• Given records:
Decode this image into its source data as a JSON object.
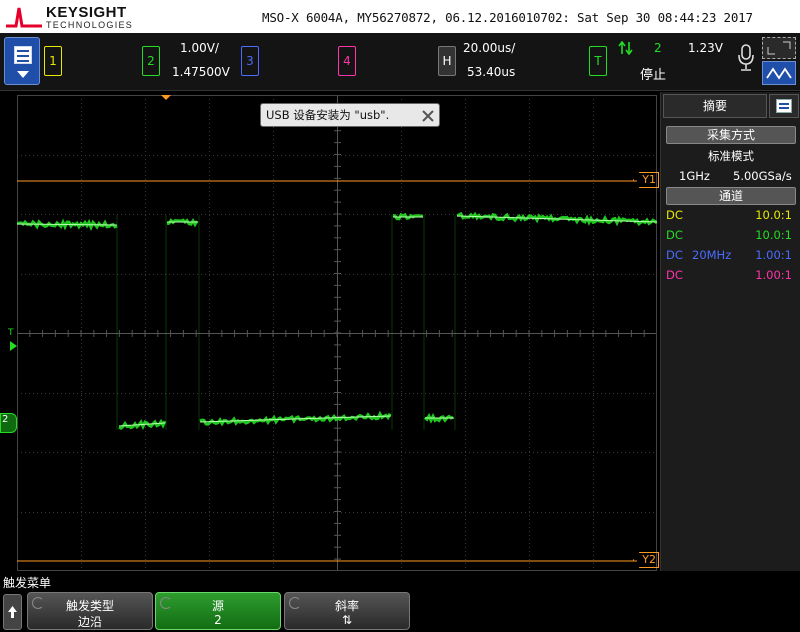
{
  "header": {
    "brand": "KEYSIGHT",
    "brand_sub": "TECHNOLOGIES",
    "instrument_line": "MSO-X 6004A, MY56270872, 06.12.2016010702: Sat Sep 30 08:44:23 2017"
  },
  "channels": [
    {
      "number": "1",
      "color": "#e8e800"
    },
    {
      "number": "2",
      "color": "#22dd22",
      "scale": "1.00V/",
      "offset": "1.47500V"
    },
    {
      "number": "3",
      "color": "#4a6cff"
    },
    {
      "number": "4",
      "color": "#ff33aa"
    }
  ],
  "horizontal": {
    "key": "H",
    "timebase": "20.00us/",
    "delay": "53.40us"
  },
  "trigger": {
    "key": "T",
    "source": "2",
    "level": "1.23V",
    "status": "停止",
    "color": "#22dd22"
  },
  "toast": {
    "message": "USB 设备安装为 \"usb\"."
  },
  "markers": {
    "y1": "Y1",
    "y2": "Y2",
    "trigger_level": "T",
    "ch2_ground": "2"
  },
  "right_panel": {
    "tab_label": "摘要",
    "acquisition_title": "采集方式",
    "acquisition_mode": "标准模式",
    "bandwidth": "1GHz",
    "sample_rate": "5.00GSa/s",
    "channels_title": "通道",
    "channel_rows": [
      {
        "coupling": "DC",
        "extra": "",
        "probe": "10.0:1",
        "color": "#e8e800"
      },
      {
        "coupling": "DC",
        "extra": "",
        "probe": "10.0:1",
        "color": "#22dd22"
      },
      {
        "coupling": "DC",
        "extra": "20MHz",
        "probe": "1.00:1",
        "color": "#4a6cff"
      },
      {
        "coupling": "DC",
        "extra": "",
        "probe": "1.00:1",
        "color": "#ff33aa"
      }
    ]
  },
  "softkeys": {
    "menu_title": "触发菜单",
    "keys": [
      {
        "label": "触发类型",
        "value": "边沿"
      },
      {
        "label": "源",
        "value": "2"
      },
      {
        "label": "斜率",
        "value": "⇅"
      }
    ]
  },
  "colors": {
    "cursor_orange": "#ff9922",
    "trace_green": "#22dd22",
    "grid": "#3a3a3a"
  }
}
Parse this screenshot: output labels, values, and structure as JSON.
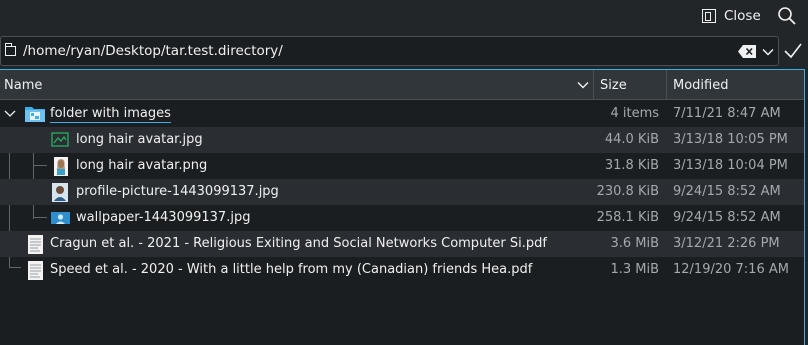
{
  "toolbar": {
    "close_label": "Close"
  },
  "address": {
    "path": "/home/ryan/Desktop/tar.test.directory/"
  },
  "columns": {
    "name": "Name",
    "size": "Size",
    "modified": "Modified"
  },
  "rows": [
    {
      "name": "folder with images",
      "size": "4 items",
      "modified": "7/11/21 8:47 AM",
      "icon": "folder-images-icon"
    },
    {
      "name": "long hair avatar.jpg",
      "size": "44.0 KiB",
      "modified": "3/13/18 10:05 PM",
      "icon": "image-jpg-icon"
    },
    {
      "name": "long hair avatar.png",
      "size": "31.8 KiB",
      "modified": "3/13/18 10:04 PM",
      "icon": "image-png-icon"
    },
    {
      "name": "profile-picture-1443099137.jpg",
      "size": "230.8 KiB",
      "modified": "9/24/15 8:52 AM",
      "icon": "profile-picture-icon"
    },
    {
      "name": "wallpaper-1443099137.jpg",
      "size": "258.1 KiB",
      "modified": "9/24/15 8:52 AM",
      "icon": "wallpaper-icon"
    },
    {
      "name": "Cragun et al. - 2021 - Religious Exiting and Social Networks Computer Si.pdf",
      "size": "3.6 MiB",
      "modified": "3/12/21 2:26 PM",
      "icon": "pdf-icon"
    },
    {
      "name": "Speed et al. - 2020 - With a little help from my (Canadian) friends Hea.pdf",
      "size": "1.3 MiB",
      "modified": "12/19/20 7:16 AM",
      "icon": "pdf-icon"
    }
  ],
  "colors": {
    "background": "#232629",
    "view": "#1b1e20",
    "accent": "#3daee9",
    "alt_row": "#2a2e32"
  }
}
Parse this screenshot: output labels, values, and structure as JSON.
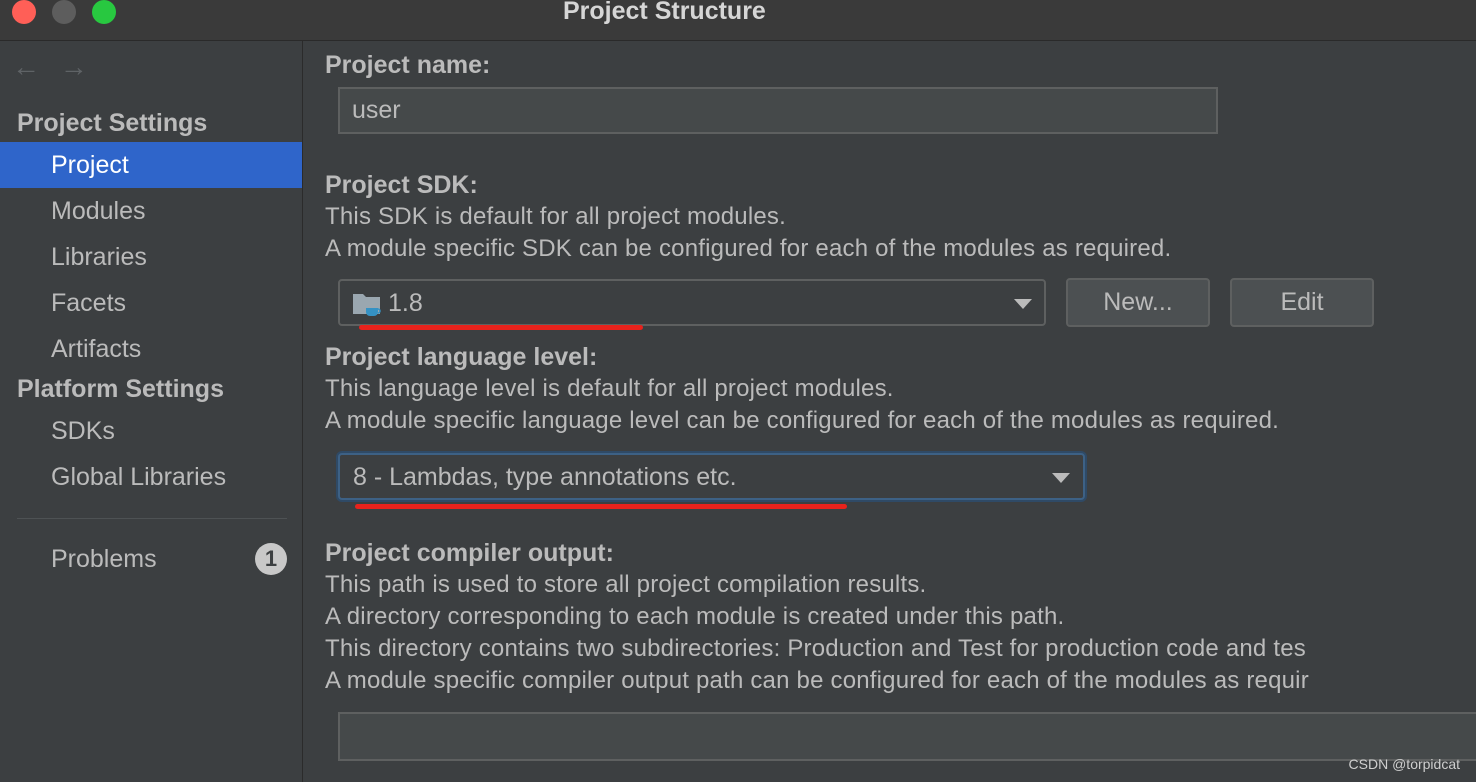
{
  "window": {
    "title": "Project Structure"
  },
  "nav": {
    "back_glyph": "←",
    "forward_glyph": "→"
  },
  "sidebar": {
    "project_settings_header": "Project Settings",
    "project_settings_items": [
      {
        "label": "Project",
        "selected": true
      },
      {
        "label": "Modules"
      },
      {
        "label": "Libraries"
      },
      {
        "label": "Facets"
      },
      {
        "label": "Artifacts"
      }
    ],
    "platform_settings_header": "Platform Settings",
    "platform_settings_items": [
      {
        "label": "SDKs"
      },
      {
        "label": "Global Libraries"
      }
    ],
    "problems": {
      "label": "Problems",
      "count": "1"
    }
  },
  "project_name": {
    "label": "Project name:",
    "value": "user"
  },
  "project_sdk": {
    "label": "Project SDK:",
    "desc_1": "This SDK is default for all project modules.",
    "desc_2": "A module specific SDK can be configured for each of the modules as required.",
    "value": "1.8",
    "new_button": "New...",
    "edit_button": "Edit"
  },
  "language_level": {
    "label": "Project language level:",
    "desc_1": "This language level is default for all project modules.",
    "desc_2": "A module specific language level can be configured for each of the modules as required.",
    "value": "8 - Lambdas, type annotations etc."
  },
  "compiler_output": {
    "label": "Project compiler output:",
    "desc_1": "This path is used to store all project compilation results.",
    "desc_2": "A directory corresponding to each module is created under this path.",
    "desc_3": "This directory contains two subdirectories: Production and Test for production code and tes",
    "desc_4": "A module specific compiler output path can be configured for each of the modules as requir",
    "value": ""
  },
  "watermark": "CSDN @torpidcat",
  "colors": {
    "selection": "#2f65ca",
    "annotation_red": "#e8221c"
  }
}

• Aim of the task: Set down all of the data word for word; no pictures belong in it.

• Expected output:
Decode this image into its source data as a JSON object.
{
  "header": {
    "brand": "KEYSIGHT",
    "brand_sub": "TECHNOLOGIES",
    "instrument_line": "MSO-X 6004A, MY56270872, 06.12.2016010702: Sat Sep 30 08:44:23 2017"
  },
  "channels": [
    {
      "number": "1",
      "color": "#e8e800"
    },
    {
      "number": "2",
      "color": "#22dd22",
      "scale": "1.00V/",
      "offset": "1.47500V"
    },
    {
      "number": "3",
      "color": "#4a6cff"
    },
    {
      "number": "4",
      "color": "#ff33aa"
    }
  ],
  "horizontal": {
    "key": "H",
    "timebase": "20.00us/",
    "delay": "53.40us"
  },
  "trigger": {
    "key": "T",
    "source": "2",
    "level": "1.23V",
    "status": "停止",
    "color": "#22dd22"
  },
  "toast": {
    "message": "USB 设备安装为 \"usb\"."
  },
  "markers": {
    "y1": "Y1",
    "y2": "Y2",
    "trigger_level": "T",
    "ch2_ground": "2"
  },
  "right_panel": {
    "tab_label": "摘要",
    "acquisition_title": "采集方式",
    "acquisition_mode": "标准模式",
    "bandwidth": "1GHz",
    "sample_rate": "5.00GSa/s",
    "channels_title": "通道",
    "channel_rows": [
      {
        "coupling": "DC",
        "extra": "",
        "probe": "10.0:1",
        "color": "#e8e800"
      },
      {
        "coupling": "DC",
        "extra": "",
        "probe": "10.0:1",
        "color": "#22dd22"
      },
      {
        "coupling": "DC",
        "extra": "20MHz",
        "probe": "1.00:1",
        "color": "#4a6cff"
      },
      {
        "coupling": "DC",
        "extra": "",
        "probe": "1.00:1",
        "color": "#ff33aa"
      }
    ]
  },
  "softkeys": {
    "menu_title": "触发菜单",
    "keys": [
      {
        "label": "触发类型",
        "value": "边沿"
      },
      {
        "label": "源",
        "value": "2"
      },
      {
        "label": "斜率",
        "value": "⇅"
      }
    ]
  },
  "colors": {
    "cursor_orange": "#ff9922",
    "trace_green": "#22dd22",
    "grid": "#3a3a3a"
  }
}
Parse this screenshot: output labels, values, and structure as JSON.
{
  "toolbar": {
    "close_label": "Close"
  },
  "address": {
    "path": "/home/ryan/Desktop/tar.test.directory/"
  },
  "columns": {
    "name": "Name",
    "size": "Size",
    "modified": "Modified"
  },
  "rows": [
    {
      "name": "folder with images",
      "size": "4 items",
      "modified": "7/11/21 8:47 AM",
      "icon": "folder-images-icon"
    },
    {
      "name": "long hair avatar.jpg",
      "size": "44.0 KiB",
      "modified": "3/13/18 10:05 PM",
      "icon": "image-jpg-icon"
    },
    {
      "name": "long hair avatar.png",
      "size": "31.8 KiB",
      "modified": "3/13/18 10:04 PM",
      "icon": "image-png-icon"
    },
    {
      "name": "profile-picture-1443099137.jpg",
      "size": "230.8 KiB",
      "modified": "9/24/15 8:52 AM",
      "icon": "profile-picture-icon"
    },
    {
      "name": "wallpaper-1443099137.jpg",
      "size": "258.1 KiB",
      "modified": "9/24/15 8:52 AM",
      "icon": "wallpaper-icon"
    },
    {
      "name": "Cragun et al. - 2021 - Religious Exiting and Social Networks Computer Si.pdf",
      "size": "3.6 MiB",
      "modified": "3/12/21 2:26 PM",
      "icon": "pdf-icon"
    },
    {
      "name": "Speed et al. - 2020 - With a little help from my (Canadian) friends Hea.pdf",
      "size": "1.3 MiB",
      "modified": "12/19/20 7:16 AM",
      "icon": "pdf-icon"
    }
  ],
  "colors": {
    "background": "#232629",
    "view": "#1b1e20",
    "accent": "#3daee9",
    "alt_row": "#2a2e32"
  }
}
Parse this screenshot: output labels, values, and structure as JSON.
{
  "window": {
    "title": "Project Structure"
  },
  "nav": {
    "back_glyph": "←",
    "forward_glyph": "→"
  },
  "sidebar": {
    "project_settings_header": "Project Settings",
    "project_settings_items": [
      {
        "label": "Project",
        "selected": true
      },
      {
        "label": "Modules"
      },
      {
        "label": "Libraries"
      },
      {
        "label": "Facets"
      },
      {
        "label": "Artifacts"
      }
    ],
    "platform_settings_header": "Platform Settings",
    "platform_settings_items": [
      {
        "label": "SDKs"
      },
      {
        "label": "Global Libraries"
      }
    ],
    "problems": {
      "label": "Problems",
      "count": "1"
    }
  },
  "project_name": {
    "label": "Project name:",
    "value": "user"
  },
  "project_sdk": {
    "label": "Project SDK:",
    "desc_1": "This SDK is default for all project modules.",
    "desc_2": "A module specific SDK can be configured for each of the modules as required.",
    "value": "1.8",
    "new_button": "New...",
    "edit_button": "Edit"
  },
  "language_level": {
    "label": "Project language level:",
    "desc_1": "This language level is default for all project modules.",
    "desc_2": "A module specific language level can be configured for each of the modules as required.",
    "value": "8 - Lambdas, type annotations etc."
  },
  "compiler_output": {
    "label": "Project compiler output:",
    "desc_1": "This path is used to store all project compilation results.",
    "desc_2": "A directory corresponding to each module is created under this path.",
    "desc_3": "This directory contains two subdirectories: Production and Test for production code and tes",
    "desc_4": "A module specific compiler output path can be configured for each of the modules as requir",
    "value": ""
  },
  "watermark": "CSDN @torpidcat",
  "colors": {
    "selection": "#2f65ca",
    "annotation_red": "#e8221c"
  }
}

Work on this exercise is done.